> [How to complete this task] Only the pictures should be left out; repeat the rest of the data exactly.

> [Given entries]
-.-.-

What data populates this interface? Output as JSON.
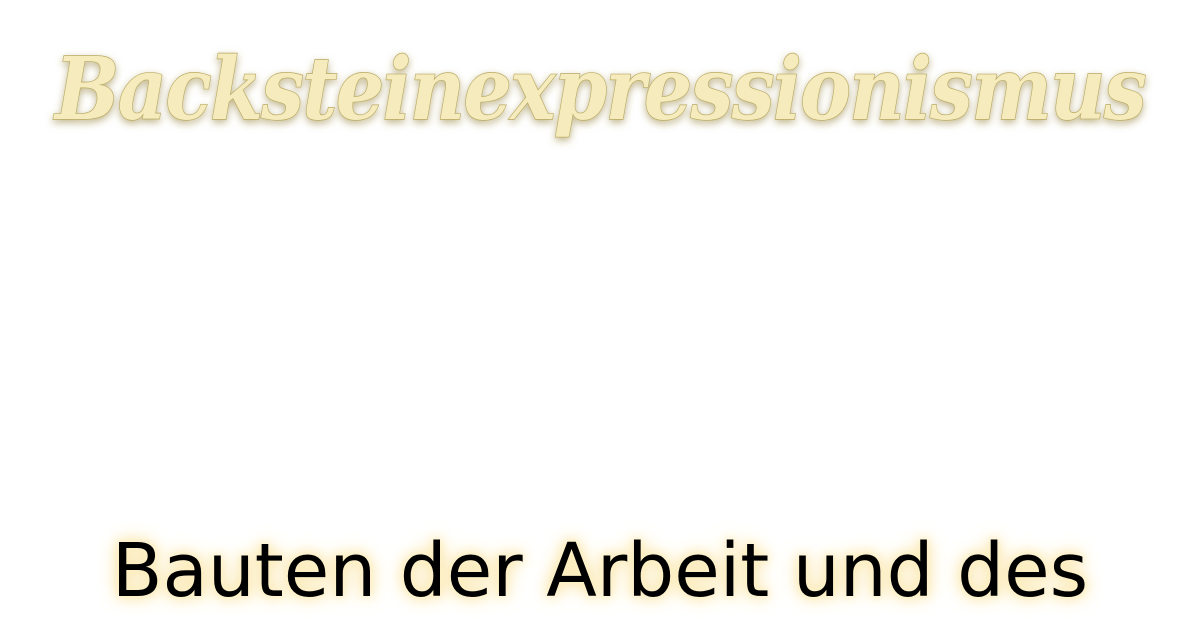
{
  "logo": {
    "text": "Backsteinexpressionismus",
    "fill_color": "#f5ebbd",
    "glow_color": "#8f7a2c"
  },
  "subtitle": {
    "text": "Bauten der Arbeit und des"
  }
}
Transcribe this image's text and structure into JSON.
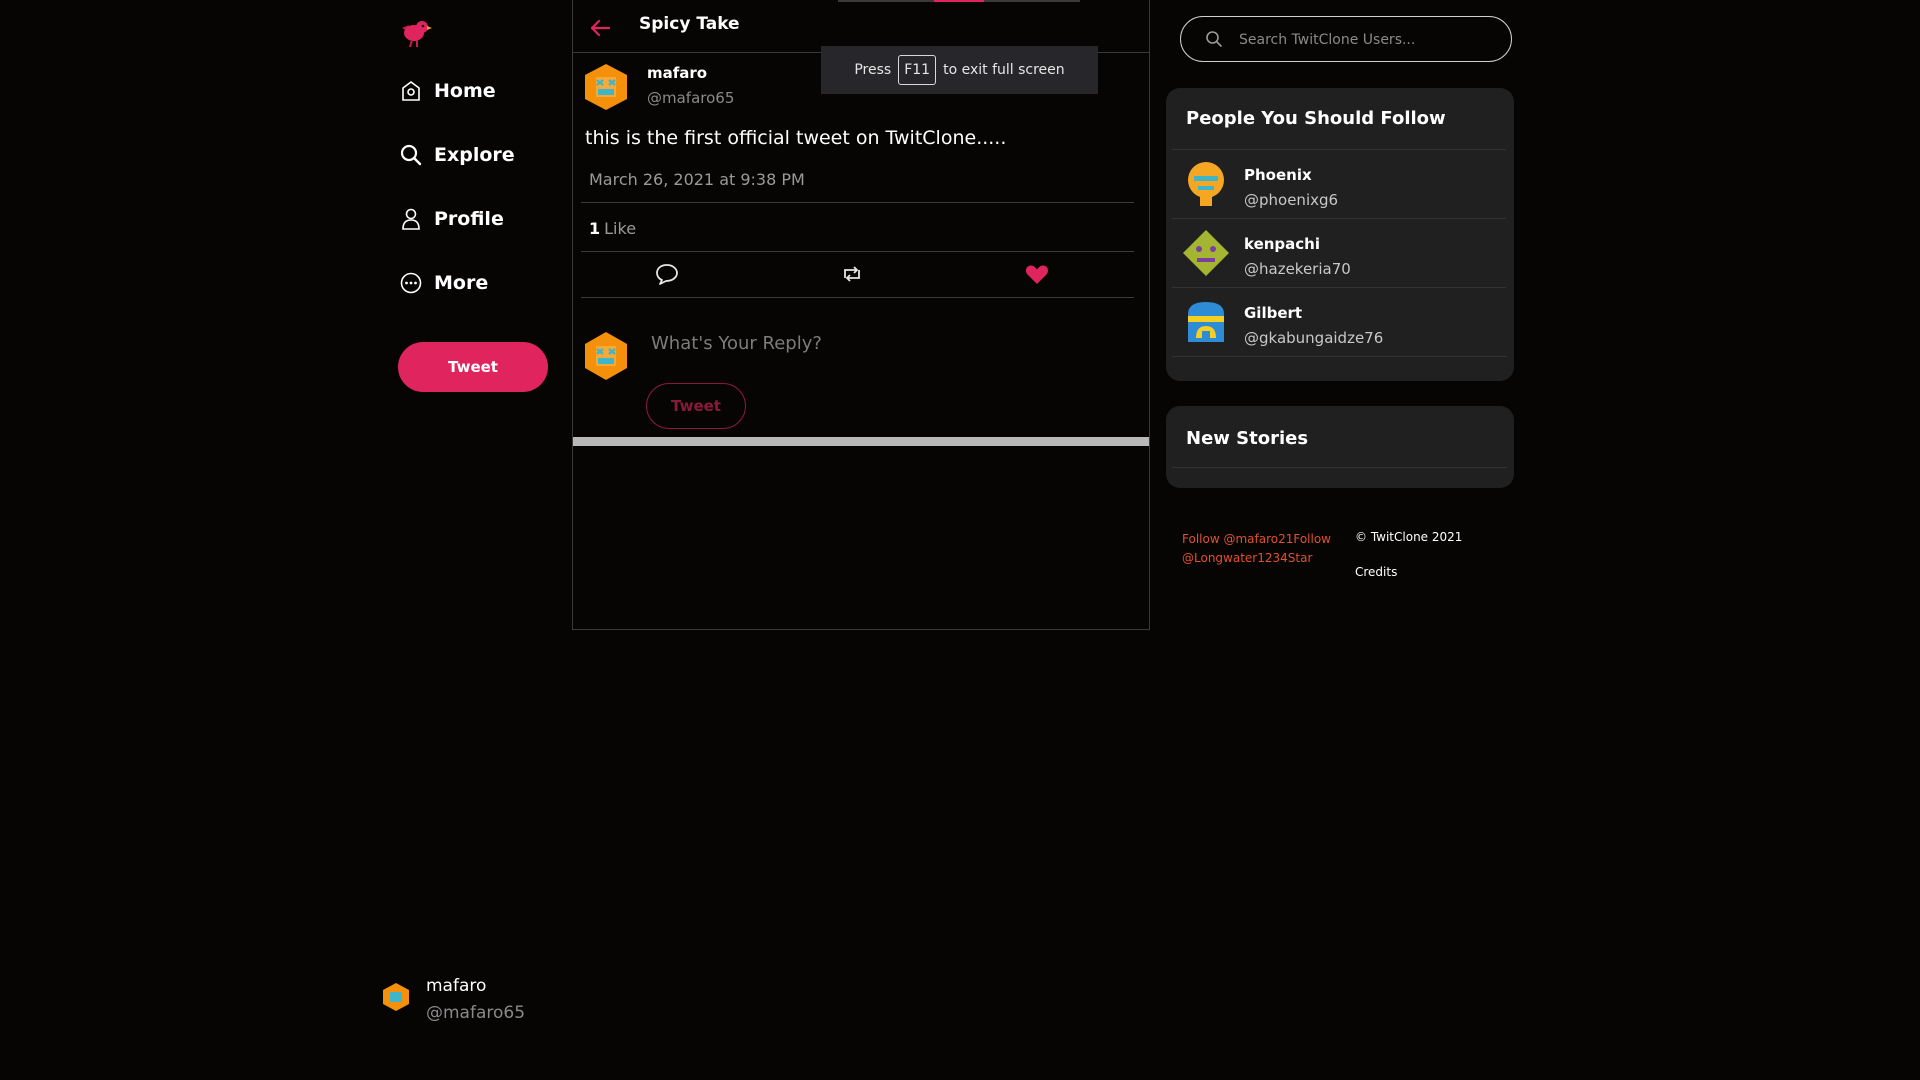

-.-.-

> [Exercise answer]
What data populates this interface? Output as JSON.
{
  "logo": {
    "text": "Backsteinexpressionismus",
    "fill_color": "#f5ebbd",
    "glow_color": "#8f7a2c"
  },
  "subtitle": {
    "text": "Bauten der Arbeit und des"
  }
}
Transcribe this image's text and structure into JSON.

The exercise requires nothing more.